How to complete this task: Return the data below unchanged, without images.
======== Source data ========
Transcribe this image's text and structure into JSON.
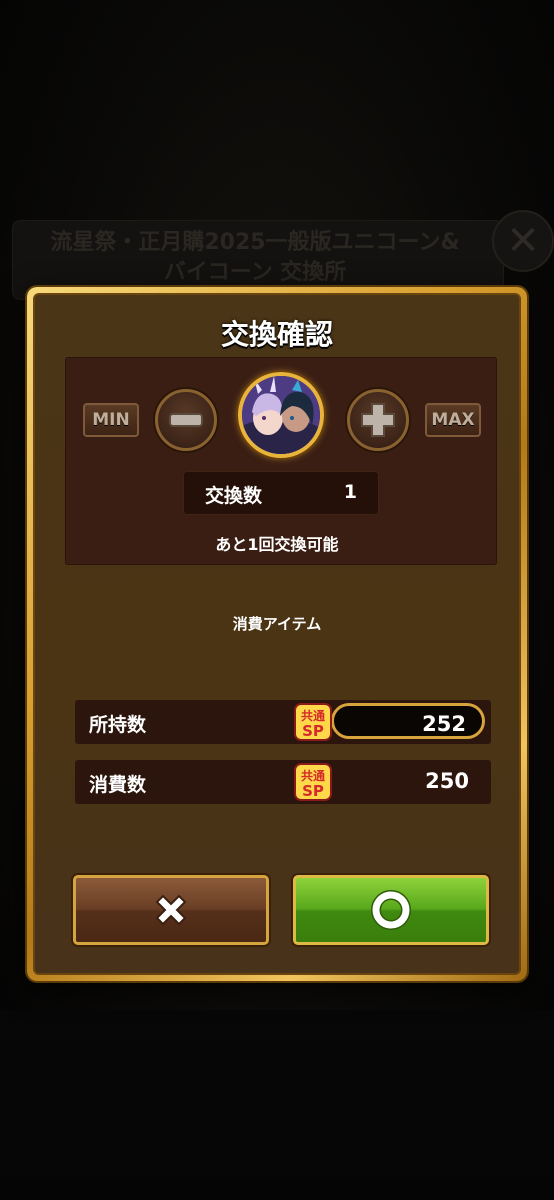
{
  "background": {
    "header_title": "流星祭・正月購2025一般版ユニコーン&バイコーン 交換所"
  },
  "dialog": {
    "title": "交換確認",
    "min_label": "MIN",
    "max_label": "MAX",
    "minus_icon": "minus-icon",
    "plus_icon": "plus-icon",
    "count_label": "交換数",
    "count_value": "1",
    "remaining_text": "あと1回交換可能",
    "consume_title": "消費アイテム",
    "rows": [
      {
        "label": "所持数",
        "value": "252",
        "icon": "sp-currency-icon",
        "icon_text": "共通SP"
      },
      {
        "label": "消費数",
        "value": "250",
        "icon": "sp-currency-icon",
        "icon_text": "共通SP"
      }
    ],
    "cancel_icon": "close-x-icon",
    "confirm_icon": "circle-o-icon"
  },
  "colors": {
    "gold_frame": "#d9a031",
    "panel_brown": "#4a3516",
    "confirm_green": "#58a81c",
    "cancel_brown": "#6a3e24"
  }
}
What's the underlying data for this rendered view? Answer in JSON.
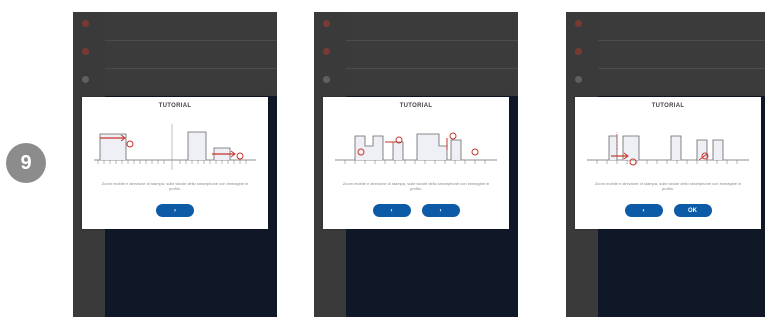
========
Solution:
Transcribe this image's text and structure into JSON.
{
  "background": {
    "header_title": "流星祭・正月購2025一般版ユニコーン&バイコーン 交換所"
  },
  "dialog": {
    "title": "交換確認",
    "min_label": "MIN",
    "max_label": "MAX",
    "minus_icon": "minus-icon",
    "plus_icon": "plus-icon",
    "count_label": "交換数",
    "count_value": "1",
    "remaining_text": "あと1回交換可能",
    "consume_title": "消費アイテム",
    "rows": [
      {
        "label": "所持数",
        "value": "252",
        "icon": "sp-currency-icon",
        "icon_text": "共通SP"
      },
      {
        "label": "消費数",
        "value": "250",
        "icon": "sp-currency-icon",
        "icon_text": "共通SP"
      }
    ],
    "cancel_icon": "close-x-icon",
    "confirm_icon": "circle-o-icon"
  },
  "colors": {
    "gold_frame": "#d9a031",
    "panel_brown": "#4a3516",
    "confirm_green": "#58a81c",
    "cancel_brown": "#6a3e24"
  }
}
What's the underlying data for this rendered view? Answer in JSON.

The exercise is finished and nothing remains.